Share what you learn is a pattern that believes that in order for new apprentices and others to learn we need to share what knowledge we have. This is a very important apprenticeship pattern that is looked over often. Passing along your knowledge is what allows future generations to improve standards and practices. It may also help your peers fill in that missing piece that they may need in order to complete a large project that they are stuck on. With the advancement in technology, it is easier than ever to share what you have learned with almost anyone around the world.
My past work experiences have instilled in me that this is absolutely true. When I joined the Geek Squad at Best Buy I had a base level of technical knowledge but was not an expert by any means. Thanks to the other employees sharing what they knew as I watched on for the first few weeks. This allowed me to take in and learn from what they already knew instead of being on my own to figure out what the specific problem was, research the different possibilities that could have caused this to occur, and finally trying the different solutions through trial and error. This not only made my life easier but created a better experience for our customers. They got their device back sooner because we already had a good idea of what the problem was and they were able to start from the most likely solutions and work out from there. It also made them feel more confident in our abilities to work on their unit. While some may know that there can be different causes for a problem and a solution could be as easy as turning it off and on again, most customers that I interacted with did not know or understand this concept and would sharply lose confidence in us if we were not magically able to touch the device and have it fixed so the quicker we are able to do so the better.
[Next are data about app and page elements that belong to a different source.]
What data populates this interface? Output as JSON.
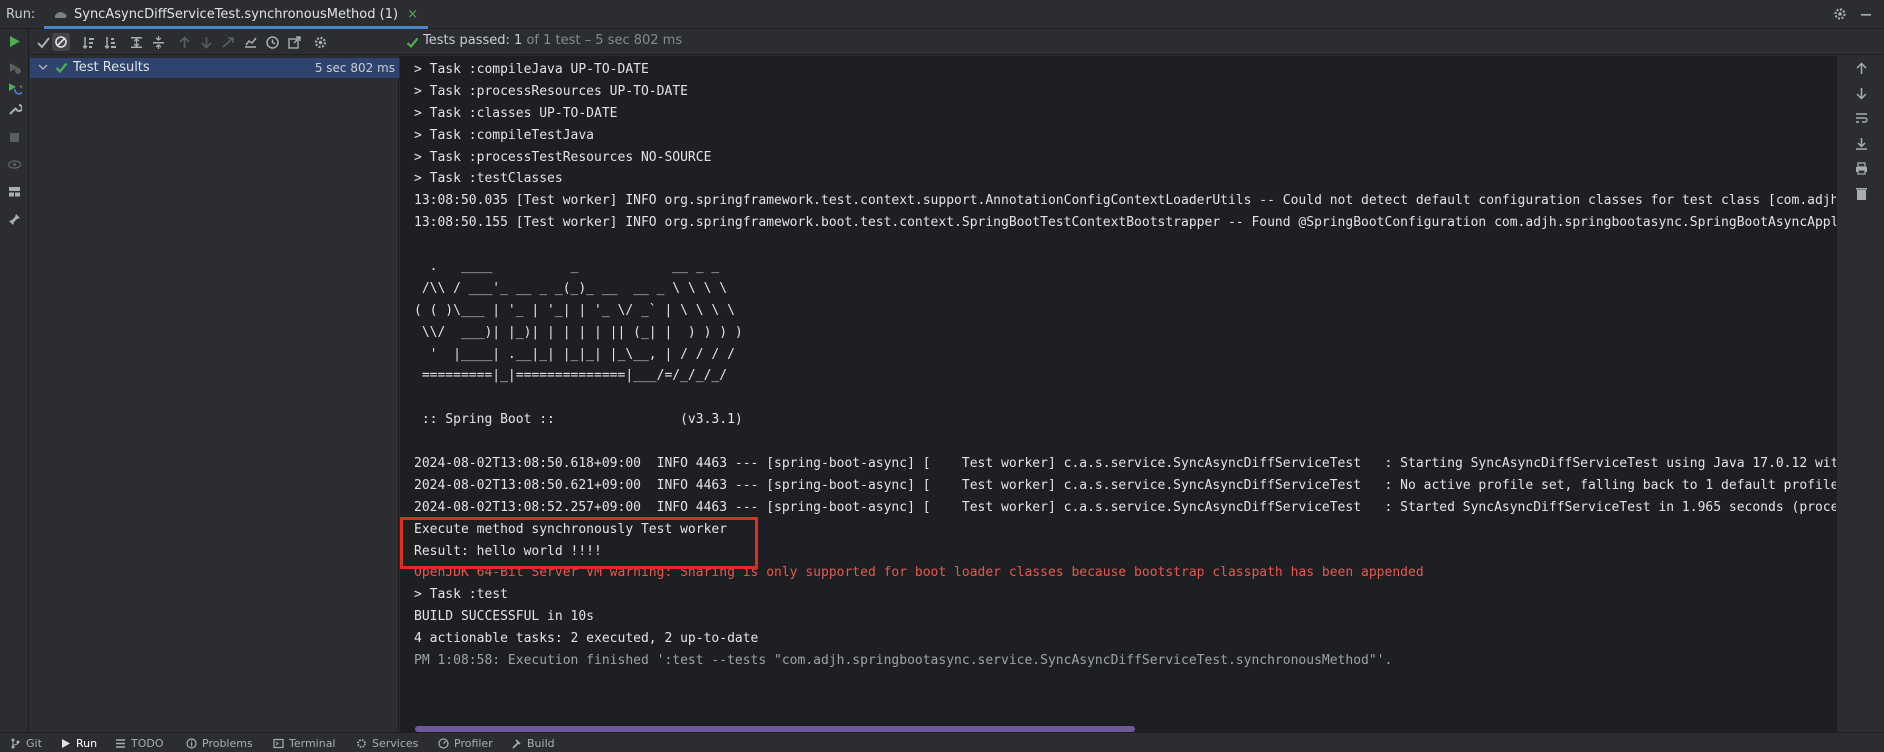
{
  "tabbar": {
    "run_label": "Run:",
    "tab_title": "SyncAsyncDiffServiceTest.synchronousMethod (1)",
    "close_glyph": "×"
  },
  "status": {
    "label": "Tests passed:",
    "count": "1",
    "detail": "of 1 test – 5 sec 802 ms"
  },
  "tree": {
    "root_label": "Test Results",
    "root_duration": "5 sec 802 ms"
  },
  "console": {
    "lines": [
      "> Task :compileJava UP-TO-DATE",
      "> Task :processResources UP-TO-DATE",
      "> Task :classes UP-TO-DATE",
      "> Task :compileTestJava",
      "> Task :processTestResources NO-SOURCE",
      "> Task :testClasses",
      "13:08:50.035 [Test worker] INFO org.springframework.test.context.support.AnnotationConfigContextLoaderUtils -- Could not detect default configuration classes for test class [com.adjh",
      "13:08:50.155 [Test worker] INFO org.springframework.boot.test.context.SpringBootTestContextBootstrapper -- Found @SpringBootConfiguration com.adjh.springbootasync.SpringBootAsyncAppli",
      "",
      "  .   ____          _            __ _ _",
      " /\\\\ / ___'_ __ _ _(_)_ __  __ _ \\ \\ \\ \\",
      "( ( )\\___ | '_ | '_| | '_ \\/ _` | \\ \\ \\ \\",
      " \\\\/  ___)| |_)| | | | | || (_| |  ) ) ) )",
      "  '  |____| .__|_| |_|_| |_\\__, | / / / /",
      " =========|_|==============|___/=/_/_/_/",
      "",
      " :: Spring Boot ::                (v3.3.1)",
      "",
      "2024-08-02T13:08:50.618+09:00  INFO 4463 --- [spring-boot-async] [    Test worker] c.a.s.service.SyncAsyncDiffServiceTest   : Starting SyncAsyncDiffServiceTest using Java 17.0.12 with",
      "2024-08-02T13:08:50.621+09:00  INFO 4463 --- [spring-boot-async] [    Test worker] c.a.s.service.SyncAsyncDiffServiceTest   : No active profile set, falling back to 1 default profile",
      "2024-08-02T13:08:52.257+09:00  INFO 4463 --- [spring-boot-async] [    Test worker] c.a.s.service.SyncAsyncDiffServiceTest   : Started SyncAsyncDiffServiceTest in 1.965 seconds (proces",
      "Execute method synchronously Test worker",
      "Result: hello world !!!!",
      "OpenJDK 64-Bit Server VM warning: Sharing is only supported for boot loader classes because bootstrap classpath has been appended",
      "> Task :test",
      "BUILD SUCCESSFUL in 10s",
      "4 actionable tasks: 2 executed, 2 up-to-date",
      "PM 1:08:58: Execution finished ':test --tests \"com.adjh.springbootasync.service.SyncAsyncDiffServiceTest.synchronousMethod\"'."
    ]
  },
  "bottombar": {
    "items": [
      "Git",
      "Run",
      "TODO",
      "Problems",
      "Terminal",
      "Services",
      "Profiler",
      "Build"
    ]
  },
  "colors": {
    "pass_green": "#4cae4f",
    "error_red": "#e8564f",
    "highlight_box": "#e02b20",
    "selection": "#2e436e",
    "accent_tab": "#4a88c7"
  },
  "icons": {
    "tab": "test-tab-icon",
    "status": "check-icon",
    "tree": "check-icon"
  }
}
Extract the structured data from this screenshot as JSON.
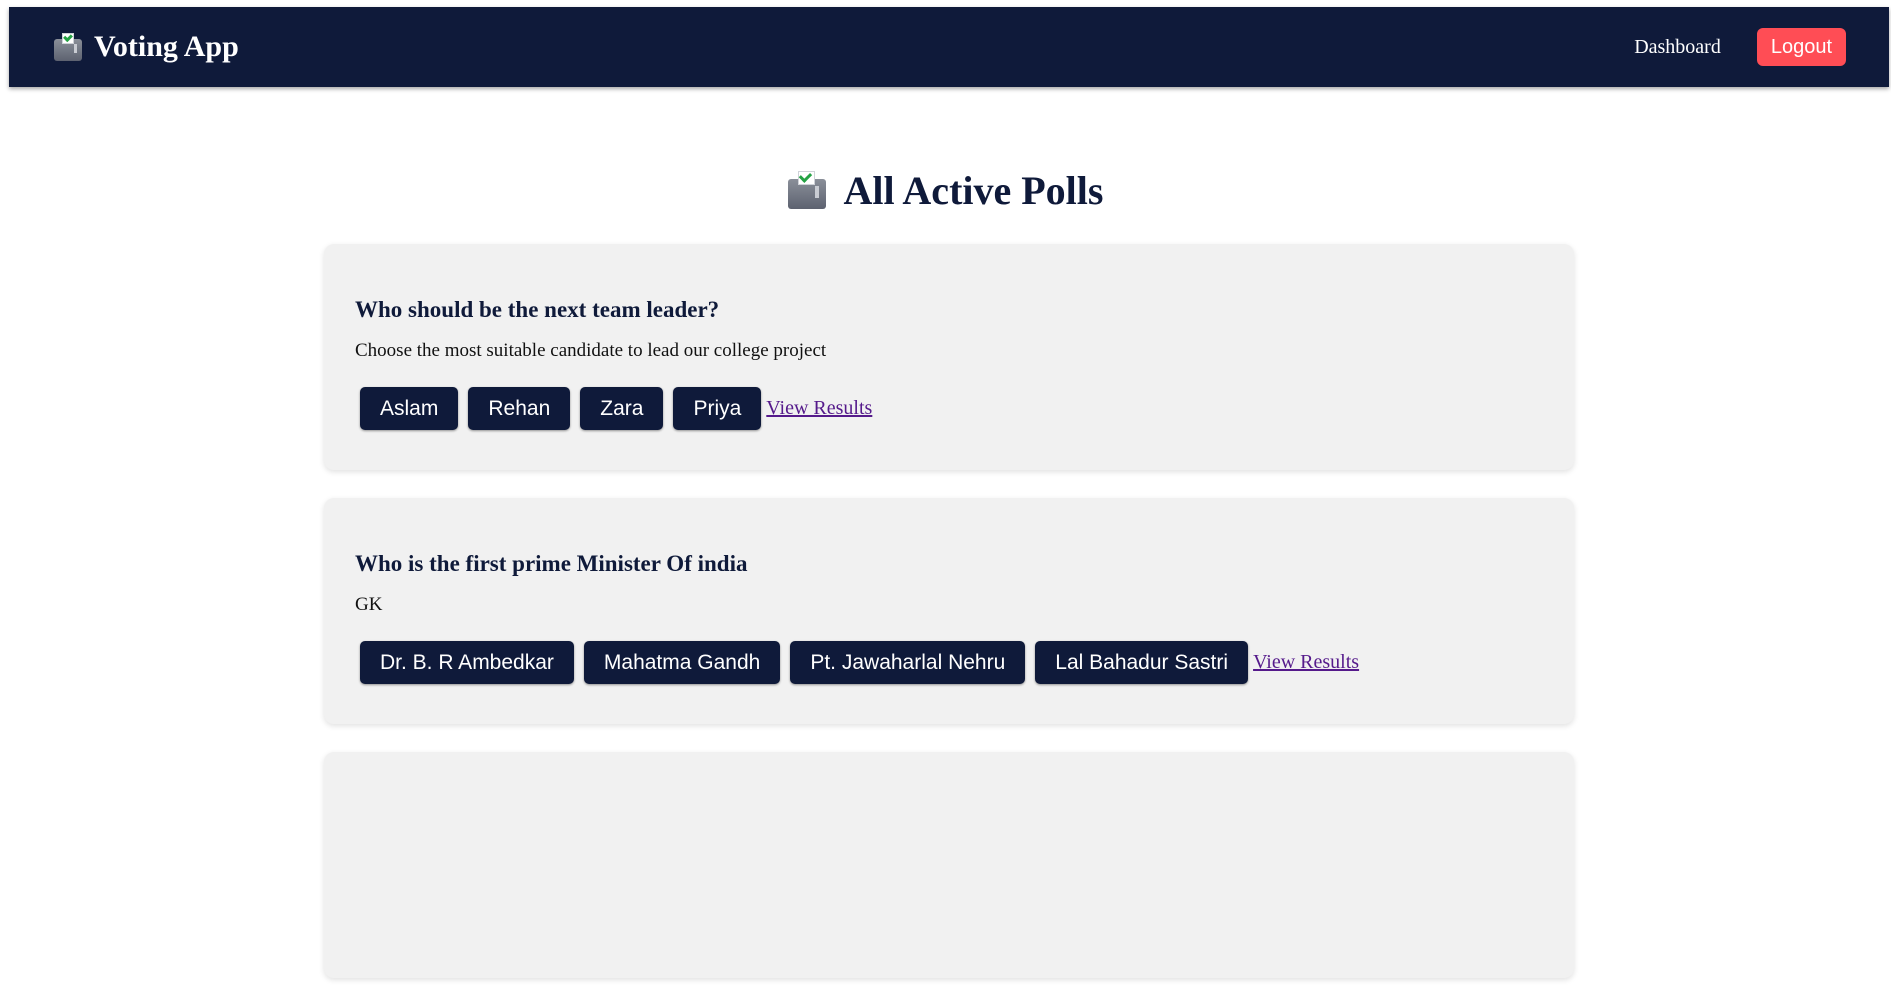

As a brand new apprentice, I will not have the ability to follow through with this pattern right away I will be able to, and plan to, take full advantage of others sharing what they have learned and absorbing as much information as I can to better contribute to the team and the final products. I do believe that it is a very important pattern and as soon as I am in a position to help pass any knowledge that I have along to others in order to help them improve and develop in their trade I intend to take full advantage of that opportunity. It will help improve on three different aspects. First, it will help the apprentice to develop a stronger toolkit moving forward. Second, it will help you develop leadership skills and presentation skills. Lastly, it will help your trade as a whole, having more skilled tradesmen working will help create better products and practices.